Daniel Kegel dkegel at google.com
Wed Apr 28 00:41:55 GMT 2004

Wayne Davison wrote:
> Here's an idea I had been kicking around for awhile but never got to.
> All systems that want to make distcc requests need at least one local
> server process.  This server would be responsible for talking with the
> other servers that were around (configured in some manner), keeping
> track of each one's load (they would have either an open socket or get
> regular UDP updates) and also how fast they have executed jobs (per K)
> at various loads.  The idea is that this current status is maintained on
> each local server (so no central server going down is a single point of
> failure), but not by every client when it starts up. 

Yes, that's the sort of thing I've been thinking about as the next
step past "just drop connection if load too high".

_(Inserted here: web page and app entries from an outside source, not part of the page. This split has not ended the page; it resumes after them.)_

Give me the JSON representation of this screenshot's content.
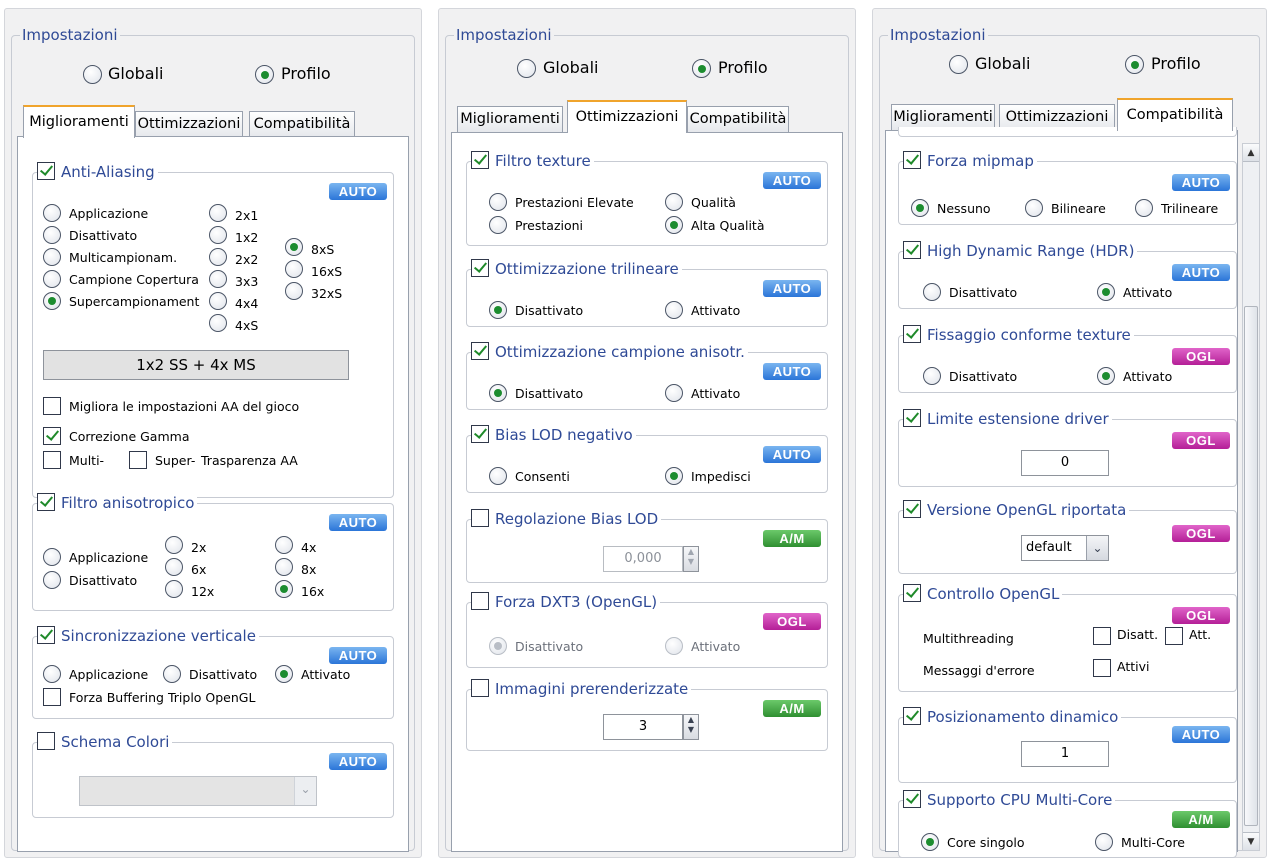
{
  "panels": [
    {
      "group_title": "Impostazioni",
      "radio_global": "Globali",
      "radio_profile": "Profilo",
      "tabs": [
        "Miglioramenti",
        "Ottimizzazioni",
        "Compatibilità"
      ],
      "aa": {
        "title": "Anti-Aliasing",
        "badge": "AUTO",
        "modes": [
          "Applicazione",
          "Disattivato",
          "Multicampionam.",
          "Campione Copertura",
          "Supercampionament"
        ],
        "levels1": [
          "2x1",
          "1x2",
          "2x2",
          "3x3",
          "4x4",
          "4xS"
        ],
        "levels2": [
          "8xS",
          "16xS",
          "32xS"
        ],
        "display": "1x2 SS + 4x MS",
        "improve": "Migliora le impostazioni AA del gioco",
        "gamma": "Correzione Gamma",
        "multi": "Multi-",
        "super": "Super-",
        "transp": "Trasparenza AA"
      },
      "aniso": {
        "title": "Filtro anisotropico",
        "badge": "AUTO",
        "modes": [
          "Applicazione",
          "Disattivato"
        ],
        "levels": [
          "2x",
          "6x",
          "12x",
          "4x",
          "8x",
          "16x"
        ]
      },
      "vsync": {
        "title": "Sincronizzazione verticale",
        "badge": "AUTO",
        "opts": [
          "Applicazione",
          "Disattivato",
          "Attivato"
        ],
        "triple": "Forza Buffering Triplo OpenGL"
      },
      "color": {
        "title": "Schema Colori",
        "badge": "AUTO"
      }
    },
    {
      "group_title": "Impostazioni",
      "radio_global": "Globali",
      "radio_profile": "Profilo",
      "tabs": [
        "Miglioramenti",
        "Ottimizzazioni",
        "Compatibilità"
      ],
      "tex": {
        "title": "Filtro texture",
        "badge": "AUTO",
        "opts": [
          "Prestazioni Elevate",
          "Qualità",
          "Prestazioni",
          "Alta Qualità"
        ]
      },
      "tri": {
        "title": "Ottimizzazione trilineare",
        "badge": "AUTO",
        "opts": [
          "Disattivato",
          "Attivato"
        ]
      },
      "anis": {
        "title": "Ottimizzazione campione anisotr.",
        "badge": "AUTO",
        "opts": [
          "Disattivato",
          "Attivato"
        ]
      },
      "lod": {
        "title": "Bias LOD negativo",
        "badge": "AUTO",
        "opts": [
          "Consenti",
          "Impedisci"
        ]
      },
      "lodadj": {
        "title": "Regolazione Bias LOD",
        "badge": "A/M",
        "value": "0,000"
      },
      "dxt": {
        "title": "Forza DXT3 (OpenGL)",
        "badge": "OGL",
        "opts": [
          "Disattivato",
          "Attivato"
        ]
      },
      "pre": {
        "title": "Immagini prerenderizzate",
        "badge": "A/M",
        "value": "3"
      }
    },
    {
      "group_title": "Impostazioni",
      "radio_global": "Globali",
      "radio_profile": "Profilo",
      "tabs": [
        "Miglioramenti",
        "Ottimizzazioni",
        "Compatibilità"
      ],
      "mip": {
        "title": "Forza mipmap",
        "badge": "AUTO",
        "opts": [
          "Nessuno",
          "Bilineare",
          "Trilineare"
        ]
      },
      "hdr": {
        "title": "High Dynamic Range (HDR)",
        "badge": "AUTO",
        "opts": [
          "Disattivato",
          "Attivato"
        ]
      },
      "fix": {
        "title": "Fissaggio conforme texture",
        "badge": "OGL",
        "opts": [
          "Disattivato",
          "Attivato"
        ]
      },
      "ext": {
        "title": "Limite estensione driver",
        "badge": "OGL",
        "value": "0"
      },
      "ver": {
        "title": "Versione OpenGL riportata",
        "badge": "OGL",
        "value": "default"
      },
      "ctl": {
        "title": "Controllo OpenGL",
        "badge": "OGL",
        "mt": "Multithreading",
        "dis": "Disatt.",
        "att": "Att.",
        "err": "Messaggi d'errore",
        "act": "Attivi"
      },
      "pos": {
        "title": "Posizionamento dinamico",
        "badge": "AUTO",
        "value": "1"
      },
      "cpu": {
        "title": "Supporto CPU Multi-Core",
        "badge": "A/M",
        "opts": [
          "Core singolo",
          "Multi-Core"
        ]
      }
    }
  ]
}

 > I imagined this
> server being the same one that handles the job requests from other
> machines (if configured to accept remote jobs).  So, the local distcc
> executable would just connect to the server at localhost, ask it to run
> a job, and send it the output of the preprocessed input.  The local
> server would be free to either send the job off to another host, or run
> it locally.

I don't think that's needed.  In fact, it's probably better if
the local server is connected to via a unix domain socket.
That's slightly faster and more secure.
Also, it lets us do tricky things like passing an open
socket from the local server to the distcc program,
so the bytes don't have to get relayed through the local server.
(I've been waiting ten years for a reason to use fd passing!)
It even lets us pass credentials, so the local server could
even know for sure which unix user was making the request;
that could come in handy if we want to restrict status info
about jobs to the user who submitted the jobs.

> The stats kept could start simple (with job balancing and overloading
> protection) and get as complicated as desired.  For instance, a future
> complicated algorithm could take into account transfer time in addition
> to compile speed per-K and current load.  (I imagine every job that a
> remote server performs coming back with the elapsed compile time as
> measured on the remote system so that the sending server could figure
> out how fast/slow the transfer part of the equation was.  I forget if
> distcc already has this or not.)
> To get status, a status tool would connect to the local server and ask
> for a summary.


- Dan

More information about the distcc mailing list